WHAT TO DO:
Hunt for the word "number" across the entries below, copying each line that holds it.

SOURCE RECORDS:
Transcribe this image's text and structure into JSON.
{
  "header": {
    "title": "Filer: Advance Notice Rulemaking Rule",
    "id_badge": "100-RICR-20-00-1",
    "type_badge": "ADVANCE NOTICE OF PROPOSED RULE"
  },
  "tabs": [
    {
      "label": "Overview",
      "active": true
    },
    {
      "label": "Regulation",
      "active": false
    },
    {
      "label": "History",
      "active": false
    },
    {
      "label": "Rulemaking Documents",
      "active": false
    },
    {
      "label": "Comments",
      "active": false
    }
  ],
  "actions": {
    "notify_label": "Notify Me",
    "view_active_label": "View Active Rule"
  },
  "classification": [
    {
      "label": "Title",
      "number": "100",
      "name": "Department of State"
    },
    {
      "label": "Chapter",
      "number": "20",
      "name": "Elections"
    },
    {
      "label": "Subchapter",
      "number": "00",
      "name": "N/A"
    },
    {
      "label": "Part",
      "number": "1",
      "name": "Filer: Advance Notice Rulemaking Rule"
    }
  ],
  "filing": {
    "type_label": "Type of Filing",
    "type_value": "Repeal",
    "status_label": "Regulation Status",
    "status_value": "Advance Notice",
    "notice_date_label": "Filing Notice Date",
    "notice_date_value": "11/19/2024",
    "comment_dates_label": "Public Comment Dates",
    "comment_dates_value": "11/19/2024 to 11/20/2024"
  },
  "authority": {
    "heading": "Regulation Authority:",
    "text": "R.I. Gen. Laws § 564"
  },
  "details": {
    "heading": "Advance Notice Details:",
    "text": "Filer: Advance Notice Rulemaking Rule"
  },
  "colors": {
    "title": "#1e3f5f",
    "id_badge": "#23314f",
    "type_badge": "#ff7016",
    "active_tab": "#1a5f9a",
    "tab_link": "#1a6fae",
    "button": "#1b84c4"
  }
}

RESPONSE AREA:
      "number": "100",
      "number": "20",
      "number": "00",
      "number": "1",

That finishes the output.